The mission of the WIC Community Garden is to educate, empower and feed the clients in the Kansas Women, Infants, Children (WIC) program, creating a healthier community. In its second year, the garden produced 1500 pounds of fresh vegetables. All of the produce harvested from the garden was distributed to over 800 families enrolled in the WIC program, many of whom also helped volunteer in the garden. The garden tripled in size from 2013 to 2014 and a micro orchard was planted this fall further expanding the ability to teach and feed Johnson County’s most vulnerable residents.

The current federal stipend for fruits and vegetables to nursing and pregnant women enrolled in the WIC program is $10 per month, and children only receive $6 per month. While clients appreciate this help, the WIC community garden provides an additional opportunity for them to get fresh fruits and vegetables. The garden is located on public county property just a few feet from the front door of the Olathe WIC office where over 4,000 clients are currently enrolled in the program. WIC clients who volunteer are given first pick of the fresh fruits and vegetables, and the remaining produce is distributed to clients through the main office.

Volunteers are welcome to participate in this exciting and beneficial community garden. They can sign up by contacting the volunteer coordinator at gardencoordinator@jocogov.org or signing up online at www.jocogov.org.

Picking the perfect tree is easier than you think
December 3, 2014

When it comes to the holiday season, choosing the type of tree that will take center stage in our homes can be a big decision.
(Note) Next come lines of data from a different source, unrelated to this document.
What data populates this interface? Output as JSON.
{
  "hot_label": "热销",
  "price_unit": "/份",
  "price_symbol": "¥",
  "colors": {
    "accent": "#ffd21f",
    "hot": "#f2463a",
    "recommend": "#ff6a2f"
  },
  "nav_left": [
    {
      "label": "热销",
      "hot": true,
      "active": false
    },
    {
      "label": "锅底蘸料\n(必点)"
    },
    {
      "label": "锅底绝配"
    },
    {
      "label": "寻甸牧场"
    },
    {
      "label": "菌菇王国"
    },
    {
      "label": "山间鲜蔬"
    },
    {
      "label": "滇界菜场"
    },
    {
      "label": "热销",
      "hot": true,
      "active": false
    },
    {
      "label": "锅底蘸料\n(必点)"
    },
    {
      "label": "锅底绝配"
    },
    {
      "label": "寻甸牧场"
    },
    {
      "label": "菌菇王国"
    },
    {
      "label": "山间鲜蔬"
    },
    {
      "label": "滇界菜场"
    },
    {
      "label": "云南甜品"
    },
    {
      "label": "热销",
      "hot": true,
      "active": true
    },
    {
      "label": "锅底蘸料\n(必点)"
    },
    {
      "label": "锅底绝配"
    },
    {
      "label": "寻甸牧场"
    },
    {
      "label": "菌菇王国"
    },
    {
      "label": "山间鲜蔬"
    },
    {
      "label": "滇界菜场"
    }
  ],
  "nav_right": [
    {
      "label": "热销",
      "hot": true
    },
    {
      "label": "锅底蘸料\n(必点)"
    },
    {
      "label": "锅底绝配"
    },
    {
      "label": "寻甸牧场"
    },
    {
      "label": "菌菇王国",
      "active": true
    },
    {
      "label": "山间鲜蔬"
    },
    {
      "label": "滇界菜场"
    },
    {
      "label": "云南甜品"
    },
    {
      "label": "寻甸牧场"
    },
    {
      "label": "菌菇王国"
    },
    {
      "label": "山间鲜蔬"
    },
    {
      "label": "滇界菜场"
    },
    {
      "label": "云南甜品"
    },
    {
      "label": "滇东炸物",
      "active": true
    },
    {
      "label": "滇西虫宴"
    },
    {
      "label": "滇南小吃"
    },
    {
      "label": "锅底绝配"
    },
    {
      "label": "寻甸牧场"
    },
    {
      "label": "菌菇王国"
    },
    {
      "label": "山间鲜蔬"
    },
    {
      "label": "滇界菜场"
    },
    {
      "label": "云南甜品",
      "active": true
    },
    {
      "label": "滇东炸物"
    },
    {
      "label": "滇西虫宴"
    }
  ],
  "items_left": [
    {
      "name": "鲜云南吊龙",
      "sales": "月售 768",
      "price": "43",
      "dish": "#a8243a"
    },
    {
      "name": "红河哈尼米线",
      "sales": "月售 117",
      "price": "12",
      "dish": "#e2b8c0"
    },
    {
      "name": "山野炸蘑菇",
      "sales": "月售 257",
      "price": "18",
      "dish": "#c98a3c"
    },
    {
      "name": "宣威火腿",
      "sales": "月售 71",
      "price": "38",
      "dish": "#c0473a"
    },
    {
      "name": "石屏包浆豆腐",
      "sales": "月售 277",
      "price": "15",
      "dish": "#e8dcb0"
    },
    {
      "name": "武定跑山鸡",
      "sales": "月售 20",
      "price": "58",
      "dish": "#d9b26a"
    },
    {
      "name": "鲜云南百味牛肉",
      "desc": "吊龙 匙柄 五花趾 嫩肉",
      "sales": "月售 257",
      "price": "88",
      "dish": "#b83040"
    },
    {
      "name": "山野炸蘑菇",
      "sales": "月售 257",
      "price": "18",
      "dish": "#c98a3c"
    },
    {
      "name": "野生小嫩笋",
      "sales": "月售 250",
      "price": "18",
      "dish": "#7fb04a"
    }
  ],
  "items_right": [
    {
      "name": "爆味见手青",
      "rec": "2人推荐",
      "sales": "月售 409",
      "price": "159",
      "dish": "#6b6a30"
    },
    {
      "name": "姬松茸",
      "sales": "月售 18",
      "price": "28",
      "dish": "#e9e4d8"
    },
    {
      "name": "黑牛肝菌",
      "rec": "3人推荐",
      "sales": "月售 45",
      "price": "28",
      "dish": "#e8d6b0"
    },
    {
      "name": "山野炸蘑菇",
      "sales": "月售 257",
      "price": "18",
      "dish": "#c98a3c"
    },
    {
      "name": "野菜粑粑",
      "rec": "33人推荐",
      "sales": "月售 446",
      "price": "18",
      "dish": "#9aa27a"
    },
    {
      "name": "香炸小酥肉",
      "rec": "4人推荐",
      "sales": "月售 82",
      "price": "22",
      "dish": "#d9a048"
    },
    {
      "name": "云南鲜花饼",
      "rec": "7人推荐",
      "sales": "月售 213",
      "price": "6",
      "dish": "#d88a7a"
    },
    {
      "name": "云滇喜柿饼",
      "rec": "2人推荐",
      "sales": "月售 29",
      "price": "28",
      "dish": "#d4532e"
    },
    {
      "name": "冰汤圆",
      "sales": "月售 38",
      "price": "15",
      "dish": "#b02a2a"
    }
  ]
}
Dennis Patton, the horticulture agent at Johnson County's K-State Research and Extension Office, has some suggestions for choosing the perfect tree for your family and keeping it fresh. If you're ready to test your tree-selecting skills, stop by Mildale Farm on Saturday Dec. 6, for Johnson County Park & Recreation District and Kansas City WildLands' Red Cedar Christmas Tree Event.

A live tree has a unique feel, look and smell. Live trees are a renewable resource that helps promote American agriculture. Artificial trees are made from plastic. A live tree supports small independent growers, not a retail giant. But for some families, allergies or a hectic holiday traveling schedule make a real tree difficult to manage, making a plastic tree the better fit.

For those who do purchase a real tree, wandering through tree lots dreaming about what could be and the fun of putting up and decorating the tree are among the happiest moments of the season. There is something about looking at tree after tree for the one that is just perfect. Each person has different needs when picking out a tree. Finding that “just right” tree is in the eye of the beholder.

Size matters

Before loading up the family and heading to the tree lot, determine the size of your ideal tree. How tall and wide can the tree be for your location? Trees may look small in a wide-open space but they have a habit of suddenly growing too big for their designated space once indoors.

Location in the home

In addition to size, it is important to think about where the tree will be located. In many homes, the tree is placed in a corner or along a wall - important information in the selection process. The tree with a bare side may be the best choice, as it will fit nicely along the wall taking up less space. It is difficult to find a tree with four good sides, but often two or three nice sides will do the trick.

Tree care

Before placing the tree in the stand, cut off about 1 inch of the trunk and immediately place in the stand with warm water.

It's important that the tree has a constant supply of water to maintain freshness. If you notice the tress using less water as days or weeks go by, add hot water to the stand. Additives such as bleach, aspirin or other products are unnecessary, as the tree only needs water.

How long will the tree stay fresh?

It depends on the species of tree, but most will remain fresh for three to four weeks. After that point, the needles will start to dry, and the tree will often shed. Keeping the tree out of heat drafts also will increase the life of the tree.